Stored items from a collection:
· · · ·

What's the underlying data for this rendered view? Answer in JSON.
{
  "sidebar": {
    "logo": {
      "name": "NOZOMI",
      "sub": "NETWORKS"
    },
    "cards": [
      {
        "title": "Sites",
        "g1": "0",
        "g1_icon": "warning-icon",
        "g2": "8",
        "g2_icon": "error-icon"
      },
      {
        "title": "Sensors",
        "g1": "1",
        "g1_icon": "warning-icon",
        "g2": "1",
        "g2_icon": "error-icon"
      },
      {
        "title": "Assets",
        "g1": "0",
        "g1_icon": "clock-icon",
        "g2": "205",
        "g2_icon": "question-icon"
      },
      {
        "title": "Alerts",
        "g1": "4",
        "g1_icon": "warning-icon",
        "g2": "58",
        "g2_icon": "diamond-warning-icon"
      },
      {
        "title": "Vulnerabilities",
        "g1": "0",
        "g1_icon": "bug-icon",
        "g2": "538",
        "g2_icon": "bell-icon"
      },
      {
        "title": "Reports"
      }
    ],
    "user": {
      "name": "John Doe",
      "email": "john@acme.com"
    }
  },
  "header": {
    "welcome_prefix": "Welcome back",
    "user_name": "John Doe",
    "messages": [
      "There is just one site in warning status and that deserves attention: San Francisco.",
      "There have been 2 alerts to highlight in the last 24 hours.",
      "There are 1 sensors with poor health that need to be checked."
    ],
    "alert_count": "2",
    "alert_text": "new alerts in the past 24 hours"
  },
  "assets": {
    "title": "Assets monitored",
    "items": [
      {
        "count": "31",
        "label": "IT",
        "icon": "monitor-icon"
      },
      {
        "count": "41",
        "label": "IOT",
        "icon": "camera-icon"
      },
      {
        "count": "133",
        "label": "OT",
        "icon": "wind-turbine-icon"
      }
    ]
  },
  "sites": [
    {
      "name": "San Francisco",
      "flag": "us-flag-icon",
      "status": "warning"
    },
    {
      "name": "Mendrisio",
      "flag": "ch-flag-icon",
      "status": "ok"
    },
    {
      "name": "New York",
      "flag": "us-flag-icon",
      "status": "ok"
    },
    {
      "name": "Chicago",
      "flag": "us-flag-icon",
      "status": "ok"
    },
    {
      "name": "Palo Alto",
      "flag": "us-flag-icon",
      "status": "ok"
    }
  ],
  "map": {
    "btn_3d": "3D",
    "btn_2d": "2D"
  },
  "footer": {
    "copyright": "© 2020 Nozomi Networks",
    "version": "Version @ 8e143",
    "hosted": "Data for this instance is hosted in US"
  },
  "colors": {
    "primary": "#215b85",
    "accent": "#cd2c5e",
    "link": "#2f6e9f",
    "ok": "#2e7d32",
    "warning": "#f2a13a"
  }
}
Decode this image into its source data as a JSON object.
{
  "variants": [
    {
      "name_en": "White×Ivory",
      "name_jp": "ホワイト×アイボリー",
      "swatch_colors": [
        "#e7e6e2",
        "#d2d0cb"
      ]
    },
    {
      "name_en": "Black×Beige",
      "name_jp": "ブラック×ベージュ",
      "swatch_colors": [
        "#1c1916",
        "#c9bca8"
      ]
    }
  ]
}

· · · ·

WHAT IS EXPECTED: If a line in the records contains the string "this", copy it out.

WRITTEN ANSWER:
What's the underlying data for this rendered view? Answer in JSON.
    "hosted": "Data for this instance is hosted in US"
Decode this image into its source data as a JSON object.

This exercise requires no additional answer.